House Bill: H 5536
Sponsored by Representatives Tobon, Caldwell, Baginski, Alzate, Edwards, Barros, Corvese, Amore, and Craven
senate Bill: S 478
Sponsored by Senators Pearson, Cano, Miller, Coyne, and Euer
H 5536 and S 478 would permit first-time home buyers to open a tax-advantaged savings account and apply the funds toward the purchase of a first home. These savings accounts, which incentivize home buyers to save toward their future home purchase could be helpful in improving Rhode Island’s homeownership rate. Like a 529 college savings plan, funds must be used only for qualified expenses. For example, a down payment or closing cost are among the home-buying expenditures that would qualify for the tax incentive.
According to the National Association of REALTORS® (NAR), a down payment for a home purchase can cost thousands of dollars. In 2020, the median down payment represented 12 percent of the purchase for all homebuyers, seven percent for first-time buyers and 16 percent for repeat buyers. From the perspective of a middle-class homebuyer, down payment costs on a $300,000 home would total $36,000 (excluding closing costs and other fees).
Please let your Representatives and Senators Know:
Rhode Islanders Homebuyers Are Looking for Help
- Over half of Rhode Islanders and two-thirds of women and non-homeowners see housing affordability as a big problem in Rhode Island.

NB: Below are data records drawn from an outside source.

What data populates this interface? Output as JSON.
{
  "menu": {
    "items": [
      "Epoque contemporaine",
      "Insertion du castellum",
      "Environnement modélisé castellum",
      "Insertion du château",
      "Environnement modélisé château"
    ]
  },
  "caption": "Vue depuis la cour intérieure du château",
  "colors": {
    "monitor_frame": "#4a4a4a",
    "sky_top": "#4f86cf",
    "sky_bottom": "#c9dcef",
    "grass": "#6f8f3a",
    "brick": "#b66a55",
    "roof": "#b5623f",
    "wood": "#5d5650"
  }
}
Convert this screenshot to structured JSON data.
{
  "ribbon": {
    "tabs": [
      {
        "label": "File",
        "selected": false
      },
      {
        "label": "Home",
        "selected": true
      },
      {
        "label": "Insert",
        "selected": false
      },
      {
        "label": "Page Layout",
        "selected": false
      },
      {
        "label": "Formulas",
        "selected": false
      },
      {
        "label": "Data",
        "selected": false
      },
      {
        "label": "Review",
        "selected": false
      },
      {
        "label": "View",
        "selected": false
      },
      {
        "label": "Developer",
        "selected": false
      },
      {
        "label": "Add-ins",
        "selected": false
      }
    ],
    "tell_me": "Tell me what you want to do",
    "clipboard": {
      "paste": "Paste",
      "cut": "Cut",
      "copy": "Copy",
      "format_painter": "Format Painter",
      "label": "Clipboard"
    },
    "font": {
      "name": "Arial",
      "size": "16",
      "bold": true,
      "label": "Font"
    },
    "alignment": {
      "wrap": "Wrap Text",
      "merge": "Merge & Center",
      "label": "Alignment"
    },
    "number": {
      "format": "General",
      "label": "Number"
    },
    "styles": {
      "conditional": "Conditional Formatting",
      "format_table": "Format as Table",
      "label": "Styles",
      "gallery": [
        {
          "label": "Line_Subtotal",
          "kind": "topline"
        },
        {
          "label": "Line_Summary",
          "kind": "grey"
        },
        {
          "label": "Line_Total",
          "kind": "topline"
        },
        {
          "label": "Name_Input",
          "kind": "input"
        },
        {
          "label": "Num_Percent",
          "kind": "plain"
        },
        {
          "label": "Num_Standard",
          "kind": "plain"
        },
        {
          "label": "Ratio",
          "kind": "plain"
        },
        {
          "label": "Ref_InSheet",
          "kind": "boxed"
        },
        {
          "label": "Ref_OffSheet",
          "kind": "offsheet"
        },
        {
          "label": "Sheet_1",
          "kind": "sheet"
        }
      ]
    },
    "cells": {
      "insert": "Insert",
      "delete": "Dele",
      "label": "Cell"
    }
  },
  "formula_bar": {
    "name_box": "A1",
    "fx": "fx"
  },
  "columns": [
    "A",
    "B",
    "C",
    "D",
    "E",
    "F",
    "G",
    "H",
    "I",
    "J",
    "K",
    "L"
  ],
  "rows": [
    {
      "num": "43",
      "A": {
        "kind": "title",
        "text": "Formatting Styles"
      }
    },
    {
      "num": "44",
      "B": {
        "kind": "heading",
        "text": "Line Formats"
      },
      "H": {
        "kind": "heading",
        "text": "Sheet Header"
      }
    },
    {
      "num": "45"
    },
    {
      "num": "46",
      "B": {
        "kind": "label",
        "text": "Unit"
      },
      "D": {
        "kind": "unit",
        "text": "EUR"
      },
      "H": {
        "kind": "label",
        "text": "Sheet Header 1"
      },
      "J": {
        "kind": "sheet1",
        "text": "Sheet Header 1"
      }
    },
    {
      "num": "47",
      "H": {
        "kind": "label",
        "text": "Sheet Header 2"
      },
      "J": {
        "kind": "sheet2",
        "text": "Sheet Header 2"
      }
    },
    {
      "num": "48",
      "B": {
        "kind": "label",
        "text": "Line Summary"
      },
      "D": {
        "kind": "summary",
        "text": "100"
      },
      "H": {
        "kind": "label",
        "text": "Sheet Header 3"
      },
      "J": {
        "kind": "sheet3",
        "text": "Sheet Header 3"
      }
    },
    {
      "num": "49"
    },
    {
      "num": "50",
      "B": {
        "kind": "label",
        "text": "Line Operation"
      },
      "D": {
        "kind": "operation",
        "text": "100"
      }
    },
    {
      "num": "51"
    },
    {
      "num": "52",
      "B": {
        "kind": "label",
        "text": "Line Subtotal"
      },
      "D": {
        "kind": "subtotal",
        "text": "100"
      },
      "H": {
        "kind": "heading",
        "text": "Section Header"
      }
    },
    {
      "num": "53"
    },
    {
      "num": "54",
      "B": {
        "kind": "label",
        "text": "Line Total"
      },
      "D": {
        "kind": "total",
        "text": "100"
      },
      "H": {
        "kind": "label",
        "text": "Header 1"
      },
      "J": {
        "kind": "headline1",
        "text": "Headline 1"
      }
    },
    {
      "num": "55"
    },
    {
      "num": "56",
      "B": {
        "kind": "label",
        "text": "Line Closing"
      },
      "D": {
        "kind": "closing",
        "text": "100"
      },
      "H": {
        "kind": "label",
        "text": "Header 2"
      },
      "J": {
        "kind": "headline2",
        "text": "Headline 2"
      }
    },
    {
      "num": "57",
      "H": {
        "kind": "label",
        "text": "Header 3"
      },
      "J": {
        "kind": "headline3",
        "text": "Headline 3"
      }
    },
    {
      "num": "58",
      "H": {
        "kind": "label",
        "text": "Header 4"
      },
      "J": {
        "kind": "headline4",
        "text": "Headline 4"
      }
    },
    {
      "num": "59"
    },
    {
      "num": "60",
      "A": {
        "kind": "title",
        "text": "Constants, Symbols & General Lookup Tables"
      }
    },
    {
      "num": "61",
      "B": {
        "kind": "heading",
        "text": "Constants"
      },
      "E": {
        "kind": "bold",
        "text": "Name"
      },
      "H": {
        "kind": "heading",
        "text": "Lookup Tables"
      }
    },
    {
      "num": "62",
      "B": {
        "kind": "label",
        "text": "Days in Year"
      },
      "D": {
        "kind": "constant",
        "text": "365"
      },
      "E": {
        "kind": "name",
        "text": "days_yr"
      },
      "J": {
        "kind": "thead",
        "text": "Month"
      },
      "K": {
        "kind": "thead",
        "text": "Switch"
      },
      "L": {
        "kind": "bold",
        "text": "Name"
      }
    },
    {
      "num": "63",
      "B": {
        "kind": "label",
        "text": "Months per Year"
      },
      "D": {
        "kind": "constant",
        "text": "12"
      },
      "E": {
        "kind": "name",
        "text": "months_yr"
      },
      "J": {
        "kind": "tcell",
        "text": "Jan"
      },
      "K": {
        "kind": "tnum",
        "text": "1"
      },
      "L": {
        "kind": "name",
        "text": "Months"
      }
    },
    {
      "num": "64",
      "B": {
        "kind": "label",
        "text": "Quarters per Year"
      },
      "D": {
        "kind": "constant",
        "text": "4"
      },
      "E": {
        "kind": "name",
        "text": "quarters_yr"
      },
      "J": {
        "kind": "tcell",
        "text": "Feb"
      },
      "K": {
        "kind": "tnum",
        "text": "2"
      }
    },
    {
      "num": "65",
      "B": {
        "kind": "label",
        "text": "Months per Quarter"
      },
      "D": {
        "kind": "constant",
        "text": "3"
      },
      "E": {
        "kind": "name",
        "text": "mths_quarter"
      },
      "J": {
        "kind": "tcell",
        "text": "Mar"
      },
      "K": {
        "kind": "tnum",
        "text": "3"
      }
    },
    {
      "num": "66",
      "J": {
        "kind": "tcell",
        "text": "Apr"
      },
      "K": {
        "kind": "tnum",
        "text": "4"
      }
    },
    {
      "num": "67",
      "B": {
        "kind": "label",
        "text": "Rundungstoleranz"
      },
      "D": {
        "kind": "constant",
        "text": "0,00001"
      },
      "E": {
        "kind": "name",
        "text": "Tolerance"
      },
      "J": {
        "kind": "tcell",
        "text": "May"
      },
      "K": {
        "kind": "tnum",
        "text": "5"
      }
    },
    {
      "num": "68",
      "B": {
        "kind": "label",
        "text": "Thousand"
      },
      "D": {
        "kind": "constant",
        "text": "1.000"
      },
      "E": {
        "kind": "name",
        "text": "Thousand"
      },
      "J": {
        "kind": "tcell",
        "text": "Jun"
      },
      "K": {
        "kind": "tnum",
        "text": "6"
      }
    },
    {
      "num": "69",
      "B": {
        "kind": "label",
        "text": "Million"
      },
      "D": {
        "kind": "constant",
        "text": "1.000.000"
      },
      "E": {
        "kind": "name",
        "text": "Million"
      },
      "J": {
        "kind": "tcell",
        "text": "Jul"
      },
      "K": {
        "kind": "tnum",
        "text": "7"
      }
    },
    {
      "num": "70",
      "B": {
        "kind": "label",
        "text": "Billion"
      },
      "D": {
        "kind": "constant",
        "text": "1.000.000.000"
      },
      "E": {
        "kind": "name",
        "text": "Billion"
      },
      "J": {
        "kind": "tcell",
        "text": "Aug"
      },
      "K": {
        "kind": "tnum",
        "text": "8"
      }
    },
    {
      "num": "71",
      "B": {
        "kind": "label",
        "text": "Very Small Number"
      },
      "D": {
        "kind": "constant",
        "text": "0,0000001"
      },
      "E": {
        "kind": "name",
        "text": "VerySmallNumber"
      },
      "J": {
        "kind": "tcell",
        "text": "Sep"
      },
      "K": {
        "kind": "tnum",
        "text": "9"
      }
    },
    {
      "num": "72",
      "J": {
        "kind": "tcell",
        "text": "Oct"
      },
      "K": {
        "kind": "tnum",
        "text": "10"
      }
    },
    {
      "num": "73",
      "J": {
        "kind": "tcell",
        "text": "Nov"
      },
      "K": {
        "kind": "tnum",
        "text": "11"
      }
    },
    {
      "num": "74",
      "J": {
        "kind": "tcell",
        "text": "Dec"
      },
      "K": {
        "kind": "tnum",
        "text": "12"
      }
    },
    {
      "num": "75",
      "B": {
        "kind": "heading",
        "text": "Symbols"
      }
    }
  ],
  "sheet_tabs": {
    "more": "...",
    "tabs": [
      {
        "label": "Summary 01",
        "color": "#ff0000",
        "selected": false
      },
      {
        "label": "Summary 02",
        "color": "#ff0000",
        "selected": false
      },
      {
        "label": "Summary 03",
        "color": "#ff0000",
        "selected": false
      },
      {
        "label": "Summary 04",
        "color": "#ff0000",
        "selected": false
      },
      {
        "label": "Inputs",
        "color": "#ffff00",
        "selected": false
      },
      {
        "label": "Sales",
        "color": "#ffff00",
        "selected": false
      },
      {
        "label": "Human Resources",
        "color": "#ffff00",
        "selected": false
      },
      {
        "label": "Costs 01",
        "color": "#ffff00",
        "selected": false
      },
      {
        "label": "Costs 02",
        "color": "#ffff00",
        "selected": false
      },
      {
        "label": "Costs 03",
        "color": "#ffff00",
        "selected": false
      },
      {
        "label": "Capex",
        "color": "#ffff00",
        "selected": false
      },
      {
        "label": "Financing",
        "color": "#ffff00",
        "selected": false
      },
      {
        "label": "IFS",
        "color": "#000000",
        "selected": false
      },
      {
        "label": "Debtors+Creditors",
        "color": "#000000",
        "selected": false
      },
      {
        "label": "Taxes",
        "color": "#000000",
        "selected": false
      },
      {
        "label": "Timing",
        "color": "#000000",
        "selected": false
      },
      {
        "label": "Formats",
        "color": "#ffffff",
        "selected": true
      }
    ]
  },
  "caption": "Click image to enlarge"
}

- Eight in ten Rhode Island non-homeowners consider down payment assistance as the most popular affordable housing proposal.
- One of the main drivers preventing first-time homebuyers from entering the real estate market and taking advantage of historically low interest rates is substantial student loan debt.
Don’t Make Rhode Island Last
- States that have adopted first-time homebuyer savings accounts legislation: Colorado, Iowa, Minnesota, Mississippi, Montana, Oregon, Virginia.
- States that are considering first-time homebuyer savings accounts legislation: Alabama, Louisiana, Massachusetts, Michigan, Missouri, Nebraska, New Jersey, New York, Pennsylvania.
Young Purchasers have Barriers that Many Past Generations Did Not
- First time homebuyers are declining.
- Barriers include rising home prices, which increase down payment requirements, more rigorous underwriting standards to secure a loan, and potentially increased taxes at settlement, i.e., conveyance taxes passed on to the consumer.
Homeownership has a Big Impact on Impact on the Rhode Island Economy
- Transitioning from tenant to homeowner generates increased consumer spending for goods and services.
- According to the National Association of REALTORS®, Rhode Island’s real estate industry accounted for nearly $12 billion or 18.2% of the gross state product in 2019.
- The total economic impact of a home transaction in Rhode Island is $89,795.